Start of Block
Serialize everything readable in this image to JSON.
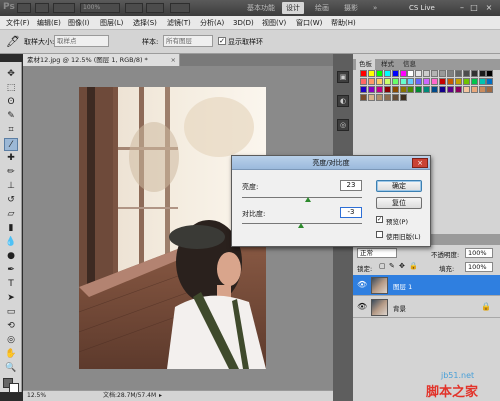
{
  "app": {
    "logo": "Ps",
    "zoom_display": "100%",
    "workspaces": [
      "基本功能",
      "设计",
      "绘画",
      "摄影"
    ],
    "active_workspace": "设计",
    "more": "»",
    "cs_live": "CS Live",
    "window_controls": [
      "–",
      "□",
      "×"
    ]
  },
  "menu": [
    "文件(F)",
    "编辑(E)",
    "图像(I)",
    "图层(L)",
    "选择(S)",
    "滤镜(T)",
    "分析(A)",
    "3D(D)",
    "视图(V)",
    "窗口(W)",
    "帮助(H)"
  ],
  "options": {
    "sample_size_label": "取样大小:",
    "sample_size_value": "取样点",
    "sample_label": "样本:",
    "sample_value": "所有图层",
    "show_ring_label": "显示取样环",
    "show_ring_checked": "✓"
  },
  "document": {
    "tab_title": "素材12.jpg @ 12.5% (图层 1, RGB/8) *",
    "tab_close": "×",
    "status_zoom": "12.5%",
    "status_doc": "文档:28.7M/57.4M"
  },
  "panels": {
    "color_tabs": [
      "色板",
      "样式",
      "信息"
    ],
    "active_color_tab": "色板",
    "layer_tabs": [
      "图层",
      "通道",
      "路径"
    ],
    "blend_mode": "正常",
    "opacity_label": "不透明度:",
    "opacity_value": "100%",
    "lock_label": "锁定:",
    "fill_label": "填充:",
    "fill_value": "100%",
    "layers": [
      {
        "name": "图层 1",
        "selected": true
      },
      {
        "name": "背景",
        "selected": false
      }
    ],
    "swatch_colors": [
      "#ff0000",
      "#ffff00",
      "#00ff00",
      "#00ffff",
      "#0000ff",
      "#ff00ff",
      "#ffffff",
      "#e6e6e6",
      "#cccccc",
      "#b3b3b3",
      "#999999",
      "#808080",
      "#666666",
      "#4d4d4d",
      "#333333",
      "#1a1a1a",
      "#000000",
      "#ff6666",
      "#ff9966",
      "#ffcc66",
      "#ccff66",
      "#66ff66",
      "#66ffcc",
      "#66ccff",
      "#6666ff",
      "#cc66ff",
      "#ff66cc",
      "#c40000",
      "#c45c00",
      "#c4a000",
      "#6ec400",
      "#00c44b",
      "#00c4b0",
      "#006ec4",
      "#1a00c4",
      "#8800c4",
      "#c40088",
      "#8a0000",
      "#8a4a00",
      "#8a7300",
      "#4a8a00",
      "#008a34",
      "#008a7a",
      "#004a8a",
      "#12008a",
      "#5d008a",
      "#8a005d",
      "#f4c6a0",
      "#e8a87c",
      "#c98b5e",
      "#a06a44",
      "#7a4c2e",
      "#d9b38c",
      "#b38f6a",
      "#8c6d4f",
      "#664d36",
      "#40301f"
    ]
  },
  "dialog": {
    "title": "亮度/对比度",
    "close": "×",
    "brightness_label": "亮度:",
    "brightness_value": "23",
    "brightness_level": 0.55,
    "contrast_label": "对比度:",
    "contrast_value": "-3",
    "contrast_level": 0.49,
    "ok": "确定",
    "reset": "复位",
    "preview_label": "预览(P)",
    "preview_checked": "✓",
    "legacy_label": "使用旧版(L)",
    "legacy_checked": ""
  },
  "watermark": {
    "site": "jb51.net",
    "name": "脚本之家"
  }
}
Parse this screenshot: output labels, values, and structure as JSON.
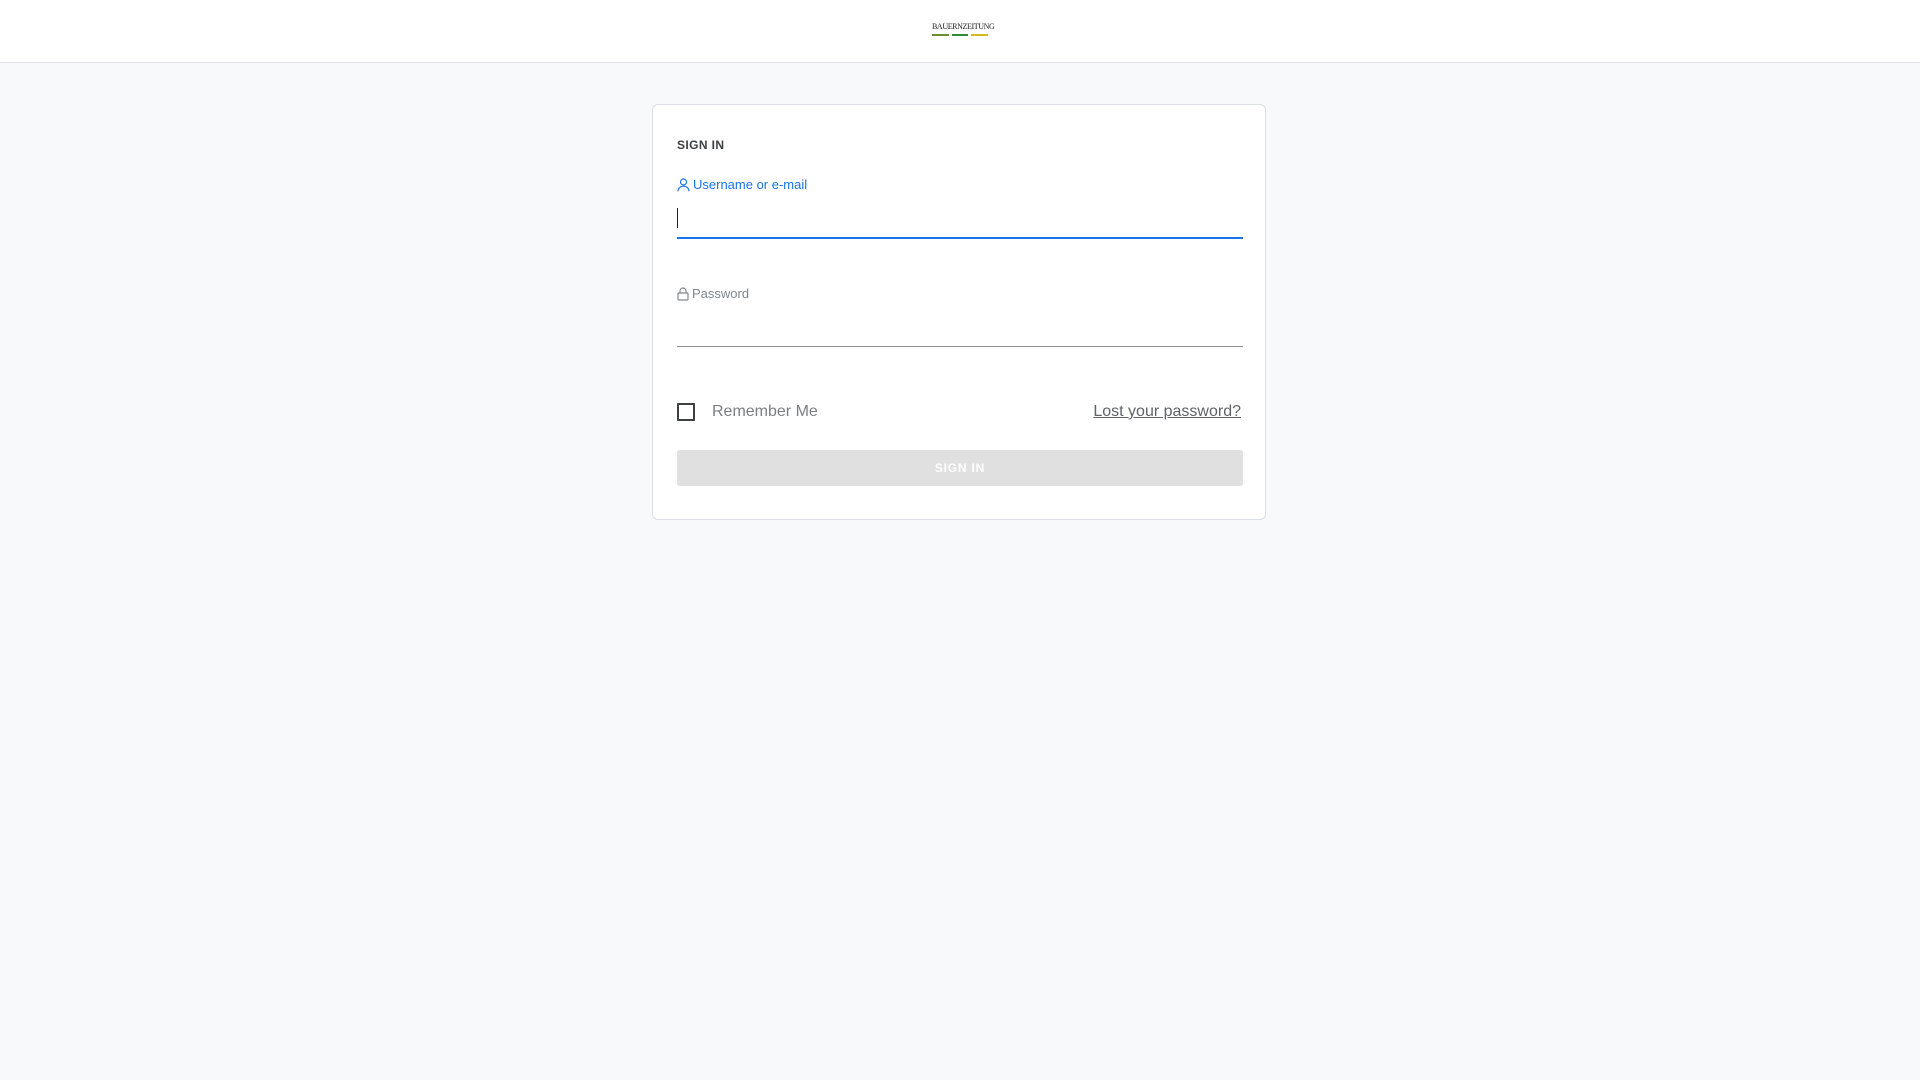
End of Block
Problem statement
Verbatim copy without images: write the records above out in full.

Problem solution
Serialize everything readable in this image to JSON.
{
  "app": {
    "logo": "Ps",
    "zoom_display": "100%",
    "workspaces": [
      "基本功能",
      "设计",
      "绘画",
      "摄影"
    ],
    "active_workspace": "设计",
    "more": "»",
    "cs_live": "CS Live",
    "window_controls": [
      "–",
      "□",
      "×"
    ]
  },
  "menu": [
    "文件(F)",
    "编辑(E)",
    "图像(I)",
    "图层(L)",
    "选择(S)",
    "滤镜(T)",
    "分析(A)",
    "3D(D)",
    "视图(V)",
    "窗口(W)",
    "帮助(H)"
  ],
  "options": {
    "sample_size_label": "取样大小:",
    "sample_size_value": "取样点",
    "sample_label": "样本:",
    "sample_value": "所有图层",
    "show_ring_label": "显示取样环",
    "show_ring_checked": "✓"
  },
  "document": {
    "tab_title": "素材12.jpg @ 12.5% (图层 1, RGB/8) *",
    "tab_close": "×",
    "status_zoom": "12.5%",
    "status_doc": "文档:28.7M/57.4M"
  },
  "panels": {
    "color_tabs": [
      "色板",
      "样式",
      "信息"
    ],
    "active_color_tab": "色板",
    "layer_tabs": [
      "图层",
      "通道",
      "路径"
    ],
    "blend_mode": "正常",
    "opacity_label": "不透明度:",
    "opacity_value": "100%",
    "lock_label": "锁定:",
    "fill_label": "填充:",
    "fill_value": "100%",
    "layers": [
      {
        "name": "图层 1",
        "selected": true
      },
      {
        "name": "背景",
        "selected": false
      }
    ],
    "swatch_colors": [
      "#ff0000",
      "#ffff00",
      "#00ff00",
      "#00ffff",
      "#0000ff",
      "#ff00ff",
      "#ffffff",
      "#e6e6e6",
      "#cccccc",
      "#b3b3b3",
      "#999999",
      "#808080",
      "#666666",
      "#4d4d4d",
      "#333333",
      "#1a1a1a",
      "#000000",
      "#ff6666",
      "#ff9966",
      "#ffcc66",
      "#ccff66",
      "#66ff66",
      "#66ffcc",
      "#66ccff",
      "#6666ff",
      "#cc66ff",
      "#ff66cc",
      "#c40000",
      "#c45c00",
      "#c4a000",
      "#6ec400",
      "#00c44b",
      "#00c4b0",
      "#006ec4",
      "#1a00c4",
      "#8800c4",
      "#c40088",
      "#8a0000",
      "#8a4a00",
      "#8a7300",
      "#4a8a00",
      "#008a34",
      "#008a7a",
      "#004a8a",
      "#12008a",
      "#5d008a",
      "#8a005d",
      "#f4c6a0",
      "#e8a87c",
      "#c98b5e",
      "#a06a44",
      "#7a4c2e",
      "#d9b38c",
      "#b38f6a",
      "#8c6d4f",
      "#664d36",
      "#40301f"
    ]
  },
  "dialog": {
    "title": "亮度/对比度",
    "close": "×",
    "brightness_label": "亮度:",
    "brightness_value": "23",
    "brightness_level": 0.55,
    "contrast_label": "对比度:",
    "contrast_value": "-3",
    "contrast_level": 0.49,
    "ok": "确定",
    "reset": "复位",
    "preview_label": "预览(P)",
    "preview_checked": "✓",
    "legacy_label": "使用旧版(L)",
    "legacy_checked": ""
  },
  "watermark": {
    "site": "jb51.net",
    "name": "脚本之家"
  }
}
Parse this screenshot: output labels, values, and structure as JSON.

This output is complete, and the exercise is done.